While bent over your model tweaking with the needle valve, too often you hear "I ain't got it.....," followed by a low frequency thump. Usually, several expletives will be inserted, some used imaginatively.
A hand-crafted masterpiece of airframe miniaturisation crammed with state of the art electronic equipment and powered by an exquisitely machined engine is no more.
The pilot, who is frequently the builder/owner, has made an unscheduled landing or has discovered the radio in his hands has a greater range than the eyes in his head.
Your immediate problem is how to react. Generally, it is considered bad form to immediately ask if you may borrow the pilot's glo plug battery. Similarly, you probably shouldn't ask if he's finished with the peg.
Any equipment related reasons for the crash you hear are by definition reasonable. Pilot error is too rare and sensitive to suggest, so don't say, "That's odd, I haven't had any problems on that frequency today," until at least an hour after the crash.
Offer to help go look. Don't say, "It sounded like it hit something solid." Note that most lost models are found and returned. Don't ask if he had his name and phone number in the model or wonder out loud if the model hit a house or car.
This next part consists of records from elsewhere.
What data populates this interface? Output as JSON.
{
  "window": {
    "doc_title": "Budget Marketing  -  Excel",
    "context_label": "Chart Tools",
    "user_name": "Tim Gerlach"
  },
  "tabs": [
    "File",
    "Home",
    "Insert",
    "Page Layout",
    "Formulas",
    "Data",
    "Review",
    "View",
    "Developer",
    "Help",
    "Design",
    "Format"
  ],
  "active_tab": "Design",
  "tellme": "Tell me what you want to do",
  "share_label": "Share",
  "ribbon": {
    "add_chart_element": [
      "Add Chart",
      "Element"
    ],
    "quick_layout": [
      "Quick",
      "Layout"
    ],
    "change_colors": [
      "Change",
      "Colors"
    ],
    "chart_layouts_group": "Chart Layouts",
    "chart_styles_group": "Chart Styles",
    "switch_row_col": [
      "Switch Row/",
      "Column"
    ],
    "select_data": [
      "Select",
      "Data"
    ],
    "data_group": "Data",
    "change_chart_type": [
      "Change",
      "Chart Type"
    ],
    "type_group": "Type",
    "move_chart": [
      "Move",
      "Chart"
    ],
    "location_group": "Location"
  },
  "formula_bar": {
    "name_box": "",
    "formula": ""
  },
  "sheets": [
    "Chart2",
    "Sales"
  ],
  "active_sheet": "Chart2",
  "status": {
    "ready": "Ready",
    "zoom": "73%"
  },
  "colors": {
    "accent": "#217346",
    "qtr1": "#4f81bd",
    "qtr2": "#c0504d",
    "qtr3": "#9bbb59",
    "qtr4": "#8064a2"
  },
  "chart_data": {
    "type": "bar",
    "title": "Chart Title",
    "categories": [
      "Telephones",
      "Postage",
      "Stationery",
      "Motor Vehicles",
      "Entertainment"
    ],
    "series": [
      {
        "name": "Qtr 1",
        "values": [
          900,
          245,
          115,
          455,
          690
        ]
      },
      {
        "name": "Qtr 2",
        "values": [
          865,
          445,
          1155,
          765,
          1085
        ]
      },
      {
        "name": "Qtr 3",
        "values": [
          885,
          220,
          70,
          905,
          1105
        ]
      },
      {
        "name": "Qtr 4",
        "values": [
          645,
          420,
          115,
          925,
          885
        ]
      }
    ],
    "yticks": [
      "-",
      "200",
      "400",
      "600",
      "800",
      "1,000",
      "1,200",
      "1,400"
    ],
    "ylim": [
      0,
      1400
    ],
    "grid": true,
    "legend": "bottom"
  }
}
If it looks like more than enough people have "volunteered" to help with the search, try to weasel out of going. There are nettles and poison ivy out there, and seeing a grown man cry isn't pleasant. If the pilot takes a plastic bag with him or comes back empty handed to get one, assume the worst.
Actually, in a really bad crash, two hands and a pocket are enough space for everything worth salvaging.
Whatever you do, don't hold a post-mortem on the spot. The pilot probably doesn't want to discuss: Battery condition, poor construction, pilot error, used rubber bands, fuel tank capacity, light blue covering, model selection vs. pilot skill, As best you can, avoid specifics, sound supportive, and look appropriately grave.
You'll want the same consideration some day. Dave P